In the materials held in the archival fond for the Institute of Scientific Atheism, we find, for example, the views of Ekaterina Andreevna, an Orthodox pensioner.5 Raised in a religious, rural, family by the sixties she was attending church only on holidays, but she kept three icons at home, observed fasts, knew three prayers by heart, and constantly turned to God for support in the course of her daily life. The report described her beliefs regarding the afterlife as follows: “Believes in the immortality of the human spirit. Thinks that when she dies, her spirit will, after forty days of tribulation, be sent by God to either hell or heaven, as he thinks fit […] As she imagines it, a person who has committed sins on earth, even significant ones, if he is clever, God might send his spirit to heaven as such people are necessary “for the building of paradise” [“dlia stroitel’stva raia”].” Here, as in the exchange between Antonina and Glikeria, we find some kind of elision between ideas of a Christian afterlife and a paradise which, like communism, is still under construction. Another interiewee, sixty-five, illiterate, and living in a cellar, was reported to believe that “that most people have little chance of getting into heaven; basically only those who perished during the Patriotic War will go to heaven, and those who committed suicide stand no chance.”6 Like Glikeria, she formulates a rather idiosyncratic view of how souls were judged – one in which wartime service was everything.

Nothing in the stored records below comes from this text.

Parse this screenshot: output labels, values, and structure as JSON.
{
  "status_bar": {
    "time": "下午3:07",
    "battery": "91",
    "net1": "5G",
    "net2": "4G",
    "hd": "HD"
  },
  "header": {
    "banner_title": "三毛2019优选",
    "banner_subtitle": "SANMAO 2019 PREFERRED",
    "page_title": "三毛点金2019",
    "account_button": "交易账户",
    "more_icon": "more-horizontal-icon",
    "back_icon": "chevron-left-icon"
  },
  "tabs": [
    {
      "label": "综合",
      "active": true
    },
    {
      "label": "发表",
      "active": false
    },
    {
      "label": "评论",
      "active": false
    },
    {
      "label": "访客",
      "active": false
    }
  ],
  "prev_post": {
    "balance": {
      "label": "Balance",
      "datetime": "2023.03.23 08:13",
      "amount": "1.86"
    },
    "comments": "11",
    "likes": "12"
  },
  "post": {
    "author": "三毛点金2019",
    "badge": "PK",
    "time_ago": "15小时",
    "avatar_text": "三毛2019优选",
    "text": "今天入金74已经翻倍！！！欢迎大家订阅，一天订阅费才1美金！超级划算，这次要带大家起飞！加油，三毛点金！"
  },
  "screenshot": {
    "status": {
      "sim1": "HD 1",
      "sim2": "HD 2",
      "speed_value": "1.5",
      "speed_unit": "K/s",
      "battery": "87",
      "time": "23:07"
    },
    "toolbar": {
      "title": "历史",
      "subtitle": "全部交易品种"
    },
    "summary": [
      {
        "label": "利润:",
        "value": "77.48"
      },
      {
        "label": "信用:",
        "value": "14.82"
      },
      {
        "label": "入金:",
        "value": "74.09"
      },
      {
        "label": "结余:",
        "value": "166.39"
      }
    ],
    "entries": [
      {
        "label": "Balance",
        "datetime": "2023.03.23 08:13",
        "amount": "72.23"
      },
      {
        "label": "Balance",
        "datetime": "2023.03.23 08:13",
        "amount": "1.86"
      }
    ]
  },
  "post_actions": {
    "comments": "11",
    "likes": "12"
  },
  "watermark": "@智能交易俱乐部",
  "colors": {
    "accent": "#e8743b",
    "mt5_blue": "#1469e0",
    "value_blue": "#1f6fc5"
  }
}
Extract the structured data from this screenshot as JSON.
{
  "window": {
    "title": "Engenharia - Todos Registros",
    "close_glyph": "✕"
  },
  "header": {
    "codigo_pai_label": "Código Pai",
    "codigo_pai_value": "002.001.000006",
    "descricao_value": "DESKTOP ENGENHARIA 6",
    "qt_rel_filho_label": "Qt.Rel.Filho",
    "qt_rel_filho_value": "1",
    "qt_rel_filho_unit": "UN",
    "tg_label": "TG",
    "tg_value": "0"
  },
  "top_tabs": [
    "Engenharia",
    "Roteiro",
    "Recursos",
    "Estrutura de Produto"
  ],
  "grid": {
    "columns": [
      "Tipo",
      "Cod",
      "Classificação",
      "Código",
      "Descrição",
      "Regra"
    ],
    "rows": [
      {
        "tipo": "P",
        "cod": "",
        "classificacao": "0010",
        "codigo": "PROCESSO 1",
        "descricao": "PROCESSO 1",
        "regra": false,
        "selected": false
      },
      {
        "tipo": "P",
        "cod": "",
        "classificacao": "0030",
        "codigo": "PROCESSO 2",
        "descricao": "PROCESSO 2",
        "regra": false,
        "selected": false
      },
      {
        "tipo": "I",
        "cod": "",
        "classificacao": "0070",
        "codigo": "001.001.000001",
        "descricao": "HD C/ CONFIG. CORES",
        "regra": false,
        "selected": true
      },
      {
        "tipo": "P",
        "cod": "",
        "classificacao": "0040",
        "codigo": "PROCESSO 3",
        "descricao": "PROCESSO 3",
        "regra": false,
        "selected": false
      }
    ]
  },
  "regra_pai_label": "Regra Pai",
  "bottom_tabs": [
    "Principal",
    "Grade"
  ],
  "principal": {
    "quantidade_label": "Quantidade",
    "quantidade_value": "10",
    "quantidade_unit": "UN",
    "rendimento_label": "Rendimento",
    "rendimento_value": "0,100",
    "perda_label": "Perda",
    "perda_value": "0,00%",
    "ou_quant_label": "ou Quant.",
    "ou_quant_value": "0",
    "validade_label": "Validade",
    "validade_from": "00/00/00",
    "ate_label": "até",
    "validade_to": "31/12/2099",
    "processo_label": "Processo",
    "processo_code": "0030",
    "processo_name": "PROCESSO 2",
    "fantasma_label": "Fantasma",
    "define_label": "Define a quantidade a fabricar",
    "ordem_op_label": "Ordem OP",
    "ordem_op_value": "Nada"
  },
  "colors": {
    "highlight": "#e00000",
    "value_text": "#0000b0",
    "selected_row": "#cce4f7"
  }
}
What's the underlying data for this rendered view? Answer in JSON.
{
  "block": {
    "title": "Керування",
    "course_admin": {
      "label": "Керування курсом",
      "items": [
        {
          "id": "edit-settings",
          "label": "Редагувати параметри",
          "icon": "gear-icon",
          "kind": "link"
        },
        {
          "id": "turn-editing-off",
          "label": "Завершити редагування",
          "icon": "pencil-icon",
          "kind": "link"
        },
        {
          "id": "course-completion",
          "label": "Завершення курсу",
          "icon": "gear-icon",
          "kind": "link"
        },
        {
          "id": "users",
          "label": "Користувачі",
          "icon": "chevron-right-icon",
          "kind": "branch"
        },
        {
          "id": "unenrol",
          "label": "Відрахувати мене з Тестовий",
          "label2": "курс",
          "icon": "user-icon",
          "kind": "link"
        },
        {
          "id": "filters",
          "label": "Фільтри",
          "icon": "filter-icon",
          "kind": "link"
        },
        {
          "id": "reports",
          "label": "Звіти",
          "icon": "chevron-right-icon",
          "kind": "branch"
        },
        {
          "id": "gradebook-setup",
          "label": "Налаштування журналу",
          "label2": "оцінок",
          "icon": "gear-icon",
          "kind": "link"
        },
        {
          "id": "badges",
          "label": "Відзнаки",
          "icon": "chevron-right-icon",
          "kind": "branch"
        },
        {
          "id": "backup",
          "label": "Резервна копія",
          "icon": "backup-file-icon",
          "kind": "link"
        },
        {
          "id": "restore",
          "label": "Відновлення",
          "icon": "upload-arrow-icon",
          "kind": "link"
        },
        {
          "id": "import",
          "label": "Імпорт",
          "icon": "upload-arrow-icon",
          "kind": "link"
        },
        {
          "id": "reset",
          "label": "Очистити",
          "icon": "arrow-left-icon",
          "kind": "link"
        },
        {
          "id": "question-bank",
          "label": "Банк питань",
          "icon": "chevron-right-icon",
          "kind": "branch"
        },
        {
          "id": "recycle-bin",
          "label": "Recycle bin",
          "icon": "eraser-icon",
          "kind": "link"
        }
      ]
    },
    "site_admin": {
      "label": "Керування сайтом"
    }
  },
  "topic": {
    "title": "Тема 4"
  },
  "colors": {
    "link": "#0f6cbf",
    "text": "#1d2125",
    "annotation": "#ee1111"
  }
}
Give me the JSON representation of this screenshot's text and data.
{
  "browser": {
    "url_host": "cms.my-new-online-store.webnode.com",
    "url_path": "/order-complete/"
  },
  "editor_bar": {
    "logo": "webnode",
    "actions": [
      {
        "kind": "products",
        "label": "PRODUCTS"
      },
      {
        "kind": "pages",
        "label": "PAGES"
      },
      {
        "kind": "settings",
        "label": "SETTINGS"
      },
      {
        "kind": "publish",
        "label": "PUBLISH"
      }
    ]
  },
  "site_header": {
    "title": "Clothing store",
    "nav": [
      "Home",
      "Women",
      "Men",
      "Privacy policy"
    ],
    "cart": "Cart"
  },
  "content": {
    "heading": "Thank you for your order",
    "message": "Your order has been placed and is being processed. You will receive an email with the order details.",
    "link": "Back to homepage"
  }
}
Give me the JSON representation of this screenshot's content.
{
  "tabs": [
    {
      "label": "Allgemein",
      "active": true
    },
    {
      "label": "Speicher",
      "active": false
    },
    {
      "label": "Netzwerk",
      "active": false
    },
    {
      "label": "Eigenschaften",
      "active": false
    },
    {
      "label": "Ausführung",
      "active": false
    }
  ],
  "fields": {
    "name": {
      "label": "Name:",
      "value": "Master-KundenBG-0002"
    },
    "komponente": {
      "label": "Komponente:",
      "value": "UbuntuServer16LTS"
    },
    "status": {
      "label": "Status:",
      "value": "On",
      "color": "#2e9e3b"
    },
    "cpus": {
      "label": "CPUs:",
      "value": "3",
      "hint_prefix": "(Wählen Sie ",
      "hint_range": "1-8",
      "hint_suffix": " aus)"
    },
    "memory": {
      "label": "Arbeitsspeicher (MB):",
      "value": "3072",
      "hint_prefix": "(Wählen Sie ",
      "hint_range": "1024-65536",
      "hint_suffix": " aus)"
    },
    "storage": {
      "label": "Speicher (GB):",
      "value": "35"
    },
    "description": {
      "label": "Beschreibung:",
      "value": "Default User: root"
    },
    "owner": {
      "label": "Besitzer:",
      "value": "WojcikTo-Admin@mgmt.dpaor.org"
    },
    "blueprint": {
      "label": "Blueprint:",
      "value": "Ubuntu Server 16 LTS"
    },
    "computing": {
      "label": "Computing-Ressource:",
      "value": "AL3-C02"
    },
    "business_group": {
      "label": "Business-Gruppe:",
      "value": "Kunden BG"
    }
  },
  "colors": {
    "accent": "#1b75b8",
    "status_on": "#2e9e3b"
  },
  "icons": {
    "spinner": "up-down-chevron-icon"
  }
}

In the longer piece I am writing on this topic, I explore how the women’s vision of the afterlife was shaped by their own experiences and by the language and innovations of Soviet life, as is also the case with the babushki in The Time of Women. There are, however, differences between the interviewees and Chizhova’s Glikeria, Ariadne and Evdokia. Certainly as far as they present themselves to their interviewers, the women of Ivanovo region are not as explicitly anti-Soviet as the grandmothers in The Time of Women. And, at least in some cases, their domestic arrangements are not so cozy. The 65-year-old referenced above was, apparently, of “the opinion that those who suffer on earth will find comfort in the afterlife, and the reverse. For herself, she would like to find deliverance from the woman who shares her room [sosedka po komnate] – Liusia.”7 In Chizhova’s depiction, in contrast, the outside world is cruel or indifferent at best, but at home her heroines are warm, honest, and deeply care about one another. And it is probably this – as well as the poignant evocation of 1960s Soviet life – which makes it such a good read.
- Melanie Ilič, “Khrushchev and the revival of the zhensovety,” in Soviet State and Society under Nikita Khrushchev, ed. Melanie Ilič and Jeremy Smith (London and New York, 2009), 104-121 (114). See also Catriona Kelly, Children’s World: Growing Up in Russia, 1890-1991 (London and New Haven: Yale University Press, 2007), 415; Deborah Field, Private Life and Communist Morality in Khrushchev’s Russia (New York, 2007), Chapter 6. ↩
- Elena Chizhova, The Time of Women (London, 2012), p. 81. ↩
- Chizhova, The Time, pp. 236-7. ↩
- Chizhova, The Time, p. 125-6 ↩
- RGASPI f. 606, op. 4, d. 134, ll. 68-69. ↩
- RGASPI f. 606, op. 4, d. 134, ll. 180-181. ↩
- Ibid. ↩